Start of Block
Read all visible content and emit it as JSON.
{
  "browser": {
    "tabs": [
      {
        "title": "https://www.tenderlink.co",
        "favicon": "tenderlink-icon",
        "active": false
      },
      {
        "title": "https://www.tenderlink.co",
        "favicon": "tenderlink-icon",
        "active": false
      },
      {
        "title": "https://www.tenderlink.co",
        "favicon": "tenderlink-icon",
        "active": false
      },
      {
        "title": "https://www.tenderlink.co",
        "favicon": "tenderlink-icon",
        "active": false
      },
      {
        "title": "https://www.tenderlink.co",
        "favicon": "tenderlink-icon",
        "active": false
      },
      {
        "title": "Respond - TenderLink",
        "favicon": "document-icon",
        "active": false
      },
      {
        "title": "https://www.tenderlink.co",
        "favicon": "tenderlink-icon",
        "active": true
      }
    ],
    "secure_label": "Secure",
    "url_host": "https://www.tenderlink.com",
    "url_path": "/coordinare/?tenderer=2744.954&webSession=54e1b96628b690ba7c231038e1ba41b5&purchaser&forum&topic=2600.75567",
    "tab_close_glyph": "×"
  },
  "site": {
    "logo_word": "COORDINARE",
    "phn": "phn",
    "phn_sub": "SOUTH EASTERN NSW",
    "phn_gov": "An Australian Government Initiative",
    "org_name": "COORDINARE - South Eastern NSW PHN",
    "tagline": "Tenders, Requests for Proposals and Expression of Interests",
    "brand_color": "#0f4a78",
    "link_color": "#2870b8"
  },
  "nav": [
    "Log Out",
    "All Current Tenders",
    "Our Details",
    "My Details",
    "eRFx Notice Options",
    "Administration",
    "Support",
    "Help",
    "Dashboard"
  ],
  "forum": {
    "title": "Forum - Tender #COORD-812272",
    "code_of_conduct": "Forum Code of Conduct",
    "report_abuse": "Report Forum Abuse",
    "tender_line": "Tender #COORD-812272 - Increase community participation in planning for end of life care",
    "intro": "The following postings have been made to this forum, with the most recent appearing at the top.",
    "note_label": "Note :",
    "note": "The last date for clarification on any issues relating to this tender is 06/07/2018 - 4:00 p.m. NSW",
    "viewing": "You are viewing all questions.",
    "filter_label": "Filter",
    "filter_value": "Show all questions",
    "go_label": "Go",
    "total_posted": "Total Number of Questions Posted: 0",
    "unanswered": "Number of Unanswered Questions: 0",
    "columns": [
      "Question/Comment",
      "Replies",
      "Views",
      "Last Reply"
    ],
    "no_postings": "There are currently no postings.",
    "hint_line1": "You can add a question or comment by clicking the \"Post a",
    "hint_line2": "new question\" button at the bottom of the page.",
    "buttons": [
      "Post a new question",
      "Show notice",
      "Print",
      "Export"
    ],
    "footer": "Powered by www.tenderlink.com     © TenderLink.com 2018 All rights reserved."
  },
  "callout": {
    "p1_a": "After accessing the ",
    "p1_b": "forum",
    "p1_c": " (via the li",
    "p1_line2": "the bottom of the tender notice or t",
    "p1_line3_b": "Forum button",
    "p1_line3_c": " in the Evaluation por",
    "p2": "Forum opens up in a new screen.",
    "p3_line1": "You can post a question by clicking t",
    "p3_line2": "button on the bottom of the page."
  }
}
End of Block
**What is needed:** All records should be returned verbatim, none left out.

**Reply to the task:**
Read all visible content and emit it as JSON.
{
  "browser": {
    "tabs": [
      {
        "title": "https://www.tenderlink.co",
        "favicon": "tenderlink-icon",
        "active": false
      },
      {
        "title": "https://www.tenderlink.co",
        "favicon": "tenderlink-icon",
        "active": false
      },
      {
        "title": "https://www.tenderlink.co",
        "favicon": "tenderlink-icon",
        "active": false
      },
      {
        "title": "https://www.tenderlink.co",
        "favicon": "tenderlink-icon",
        "active": false
      },
      {
        "title": "https://www.tenderlink.co",
        "favicon": "tenderlink-icon",
        "active": false
      },
      {
        "title": "Respond - TenderLink",
        "favicon": "document-icon",
        "active": false
      },
      {
        "title": "https://www.tenderlink.co",
        "favicon": "tenderlink-icon",
        "active": true
      }
    ],
    "secure_label": "Secure",
    "url_host": "https://www.tenderlink.com",
    "url_path": "/coordinare/?tenderer=2744.954&webSession=54e1b96628b690ba7c231038e1ba41b5&purchaser&forum&topic=2600.75567",
    "tab_close_glyph": "×"
  },
  "site": {
    "logo_word": "COORDINARE",
    "phn": "phn",
    "phn_sub": "SOUTH EASTERN NSW",
    "phn_gov": "An Australian Government Initiative",
    "org_name": "COORDINARE - South Eastern NSW PHN",
    "tagline": "Tenders, Requests for Proposals and Expression of Interests",
    "brand_color": "#0f4a78",
    "link_color": "#2870b8"
  },
  "nav": [
    "Log Out",
    "All Current Tenders",
    "Our Details",
    "My Details",
    "eRFx Notice Options",
    "Administration",
    "Support",
    "Help",
    "Dashboard"
  ],
  "forum": {
    "title": "Forum - Tender #COORD-812272",
    "code_of_conduct": "Forum Code of Conduct",
    "report_abuse": "Report Forum Abuse",
    "tender_line": "Tender #COORD-812272 - Increase community participation in planning for end of life care",
    "intro": "The following postings have been made to this forum, with the most recent appearing at the top.",
    "note_label": "Note :",
    "note": "The last date for clarification on any issues relating to this tender is 06/07/2018 - 4:00 p.m. NSW",
    "viewing": "You are viewing all questions.",
    "filter_label": "Filter",
    "filter_value": "Show all questions",
    "go_label": "Go",
    "total_posted": "Total Number of Questions Posted: 0",
    "unanswered": "Number of Unanswered Questions: 0",
    "columns": [
      "Question/Comment",
      "Replies",
      "Views",
      "Last Reply"
    ],
    "no_postings": "There are currently no postings.",
    "hint_line1": "You can add a question or comment by clicking the \"Post a",
    "hint_line2": "new question\" button at the bottom of the page.",
    "buttons": [
      "Post a new question",
      "Show notice",
      "Print",
      "Export"
    ],
    "footer": "Powered by www.tenderlink.com     © TenderLink.com 2018 All rights reserved."
  },
  "callout": {
    "p1_a": "After accessing the ",
    "p1_b": "forum",
    "p1_c": " (via the li",
    "p1_line2": "the bottom of the tender notice or t",
    "p1_line3_b": "Forum button",
    "p1_line3_c": " in the Evaluation por",
    "p2": "Forum opens up in a new screen.",
    "p3_line1": "You can post a question by clicking t",
    "p3_line2": "button on the bottom of the page."
  }
}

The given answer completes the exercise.